Exercise directions ->
Search the entries for the word "checks" and report each line that has it.

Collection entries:
[Start of Attachment]

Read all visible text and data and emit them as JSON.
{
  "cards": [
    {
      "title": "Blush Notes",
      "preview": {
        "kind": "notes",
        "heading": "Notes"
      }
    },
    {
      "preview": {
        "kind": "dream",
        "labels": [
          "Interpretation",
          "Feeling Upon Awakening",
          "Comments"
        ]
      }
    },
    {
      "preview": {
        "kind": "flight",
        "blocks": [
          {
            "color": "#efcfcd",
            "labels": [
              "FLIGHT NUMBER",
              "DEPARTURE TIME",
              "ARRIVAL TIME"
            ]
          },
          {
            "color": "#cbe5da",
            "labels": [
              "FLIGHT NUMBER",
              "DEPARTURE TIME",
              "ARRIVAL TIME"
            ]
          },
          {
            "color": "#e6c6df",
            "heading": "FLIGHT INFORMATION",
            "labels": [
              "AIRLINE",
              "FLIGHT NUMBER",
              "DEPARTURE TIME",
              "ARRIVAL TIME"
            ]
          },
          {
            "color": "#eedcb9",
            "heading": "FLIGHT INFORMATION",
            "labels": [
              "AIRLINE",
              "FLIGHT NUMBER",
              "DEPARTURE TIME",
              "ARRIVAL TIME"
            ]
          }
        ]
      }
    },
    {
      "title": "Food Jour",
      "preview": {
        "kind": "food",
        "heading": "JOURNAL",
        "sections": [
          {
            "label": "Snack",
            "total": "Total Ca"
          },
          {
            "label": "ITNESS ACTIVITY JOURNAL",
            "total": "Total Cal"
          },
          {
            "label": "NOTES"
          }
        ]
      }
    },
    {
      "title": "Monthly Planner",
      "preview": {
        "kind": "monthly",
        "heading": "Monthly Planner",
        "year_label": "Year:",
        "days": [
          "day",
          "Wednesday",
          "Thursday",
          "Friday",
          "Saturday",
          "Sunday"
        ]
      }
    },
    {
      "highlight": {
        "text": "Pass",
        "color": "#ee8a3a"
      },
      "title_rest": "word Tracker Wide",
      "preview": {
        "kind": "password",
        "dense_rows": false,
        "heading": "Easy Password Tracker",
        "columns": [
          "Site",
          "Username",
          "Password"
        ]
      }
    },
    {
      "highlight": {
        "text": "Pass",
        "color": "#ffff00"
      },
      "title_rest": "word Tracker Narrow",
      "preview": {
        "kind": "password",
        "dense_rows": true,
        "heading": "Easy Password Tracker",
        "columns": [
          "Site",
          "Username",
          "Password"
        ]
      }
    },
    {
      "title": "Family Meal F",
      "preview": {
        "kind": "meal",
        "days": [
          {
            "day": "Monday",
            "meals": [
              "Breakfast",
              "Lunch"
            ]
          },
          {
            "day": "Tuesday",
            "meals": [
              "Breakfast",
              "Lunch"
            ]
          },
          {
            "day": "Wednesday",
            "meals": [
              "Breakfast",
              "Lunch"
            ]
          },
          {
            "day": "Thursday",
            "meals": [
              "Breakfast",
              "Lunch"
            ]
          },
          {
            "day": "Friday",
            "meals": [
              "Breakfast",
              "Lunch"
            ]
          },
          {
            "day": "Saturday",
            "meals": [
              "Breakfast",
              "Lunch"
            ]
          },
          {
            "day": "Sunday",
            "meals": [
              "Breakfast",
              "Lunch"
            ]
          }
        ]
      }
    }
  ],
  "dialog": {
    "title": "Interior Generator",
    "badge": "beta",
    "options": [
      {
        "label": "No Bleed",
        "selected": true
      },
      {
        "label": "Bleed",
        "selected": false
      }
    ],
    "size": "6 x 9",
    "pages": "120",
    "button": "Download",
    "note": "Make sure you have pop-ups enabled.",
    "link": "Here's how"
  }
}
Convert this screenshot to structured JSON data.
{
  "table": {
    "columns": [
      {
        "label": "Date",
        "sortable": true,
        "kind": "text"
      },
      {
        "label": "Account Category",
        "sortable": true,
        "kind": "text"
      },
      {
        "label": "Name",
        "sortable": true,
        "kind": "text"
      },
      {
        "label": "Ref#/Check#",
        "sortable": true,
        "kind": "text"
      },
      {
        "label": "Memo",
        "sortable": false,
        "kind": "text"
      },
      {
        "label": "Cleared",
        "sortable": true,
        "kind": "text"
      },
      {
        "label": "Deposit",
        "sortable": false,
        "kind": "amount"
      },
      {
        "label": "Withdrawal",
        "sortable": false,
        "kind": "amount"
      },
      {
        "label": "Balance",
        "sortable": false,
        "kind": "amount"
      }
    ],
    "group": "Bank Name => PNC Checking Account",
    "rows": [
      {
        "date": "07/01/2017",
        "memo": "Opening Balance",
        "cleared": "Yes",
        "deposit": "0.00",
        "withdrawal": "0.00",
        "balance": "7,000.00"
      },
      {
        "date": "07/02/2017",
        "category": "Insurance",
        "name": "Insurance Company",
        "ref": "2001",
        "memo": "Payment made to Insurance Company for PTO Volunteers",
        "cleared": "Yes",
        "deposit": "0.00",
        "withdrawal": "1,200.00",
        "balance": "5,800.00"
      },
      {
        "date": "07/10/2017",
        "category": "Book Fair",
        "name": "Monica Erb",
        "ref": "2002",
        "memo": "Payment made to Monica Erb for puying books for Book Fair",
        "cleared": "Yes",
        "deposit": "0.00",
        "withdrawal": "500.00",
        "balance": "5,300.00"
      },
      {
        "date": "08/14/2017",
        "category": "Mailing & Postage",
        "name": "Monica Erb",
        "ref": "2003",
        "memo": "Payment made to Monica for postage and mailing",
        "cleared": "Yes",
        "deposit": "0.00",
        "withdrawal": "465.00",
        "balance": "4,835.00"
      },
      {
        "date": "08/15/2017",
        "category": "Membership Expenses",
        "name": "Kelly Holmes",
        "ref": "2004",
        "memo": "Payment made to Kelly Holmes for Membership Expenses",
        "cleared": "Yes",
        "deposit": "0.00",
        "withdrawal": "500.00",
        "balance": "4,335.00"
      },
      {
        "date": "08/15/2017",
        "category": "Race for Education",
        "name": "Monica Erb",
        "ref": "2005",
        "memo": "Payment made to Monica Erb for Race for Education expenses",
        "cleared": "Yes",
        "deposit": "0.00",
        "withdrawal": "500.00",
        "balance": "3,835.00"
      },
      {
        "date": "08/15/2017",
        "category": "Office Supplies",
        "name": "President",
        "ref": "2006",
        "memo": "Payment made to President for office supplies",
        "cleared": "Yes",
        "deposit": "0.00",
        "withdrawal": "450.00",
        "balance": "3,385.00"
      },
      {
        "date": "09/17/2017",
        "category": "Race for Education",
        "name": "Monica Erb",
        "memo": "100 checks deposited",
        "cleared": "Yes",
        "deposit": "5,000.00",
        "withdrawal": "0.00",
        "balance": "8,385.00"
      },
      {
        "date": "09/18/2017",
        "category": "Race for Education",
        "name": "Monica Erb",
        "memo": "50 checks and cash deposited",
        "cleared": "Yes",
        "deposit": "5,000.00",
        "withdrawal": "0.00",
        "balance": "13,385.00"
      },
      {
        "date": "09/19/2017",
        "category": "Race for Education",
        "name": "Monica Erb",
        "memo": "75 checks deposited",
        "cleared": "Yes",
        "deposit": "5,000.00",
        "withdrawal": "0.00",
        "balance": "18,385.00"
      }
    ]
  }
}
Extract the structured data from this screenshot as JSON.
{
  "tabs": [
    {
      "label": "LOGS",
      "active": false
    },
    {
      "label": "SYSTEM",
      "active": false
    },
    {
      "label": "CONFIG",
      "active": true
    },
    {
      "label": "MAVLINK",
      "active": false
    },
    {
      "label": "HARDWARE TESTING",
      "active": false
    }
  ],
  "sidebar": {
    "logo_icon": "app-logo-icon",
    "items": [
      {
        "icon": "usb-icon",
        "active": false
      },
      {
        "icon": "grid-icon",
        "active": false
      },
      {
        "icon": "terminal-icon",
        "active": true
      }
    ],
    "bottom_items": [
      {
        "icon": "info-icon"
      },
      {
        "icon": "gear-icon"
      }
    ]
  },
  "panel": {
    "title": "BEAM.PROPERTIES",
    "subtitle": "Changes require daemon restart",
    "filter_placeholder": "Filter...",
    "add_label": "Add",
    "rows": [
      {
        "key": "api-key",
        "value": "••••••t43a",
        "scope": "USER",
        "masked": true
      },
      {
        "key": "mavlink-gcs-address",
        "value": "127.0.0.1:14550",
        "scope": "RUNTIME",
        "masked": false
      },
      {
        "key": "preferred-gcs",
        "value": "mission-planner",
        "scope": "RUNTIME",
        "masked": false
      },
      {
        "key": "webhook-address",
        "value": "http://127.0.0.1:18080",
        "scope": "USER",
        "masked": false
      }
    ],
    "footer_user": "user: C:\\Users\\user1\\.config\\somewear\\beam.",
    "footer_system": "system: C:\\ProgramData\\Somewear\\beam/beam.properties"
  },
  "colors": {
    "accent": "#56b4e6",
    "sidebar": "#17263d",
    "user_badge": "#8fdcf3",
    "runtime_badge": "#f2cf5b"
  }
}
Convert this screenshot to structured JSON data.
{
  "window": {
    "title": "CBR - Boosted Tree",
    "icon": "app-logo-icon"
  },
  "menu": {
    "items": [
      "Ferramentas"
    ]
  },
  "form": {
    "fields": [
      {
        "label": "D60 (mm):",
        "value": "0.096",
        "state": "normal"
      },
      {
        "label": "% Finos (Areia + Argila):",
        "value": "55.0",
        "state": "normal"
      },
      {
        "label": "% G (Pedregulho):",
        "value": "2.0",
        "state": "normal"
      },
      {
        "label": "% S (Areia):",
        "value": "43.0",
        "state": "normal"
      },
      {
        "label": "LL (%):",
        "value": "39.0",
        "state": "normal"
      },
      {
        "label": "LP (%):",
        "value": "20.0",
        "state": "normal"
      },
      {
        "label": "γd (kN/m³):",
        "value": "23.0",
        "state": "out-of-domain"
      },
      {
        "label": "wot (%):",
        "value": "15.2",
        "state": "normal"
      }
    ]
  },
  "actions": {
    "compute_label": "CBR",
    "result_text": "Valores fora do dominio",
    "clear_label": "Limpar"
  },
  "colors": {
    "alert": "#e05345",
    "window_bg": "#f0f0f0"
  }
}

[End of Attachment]

Written response ->
        "memo": "100 checks deposited",
        "memo": "50 checks and cash deposited",
        "memo": "75 checks deposited",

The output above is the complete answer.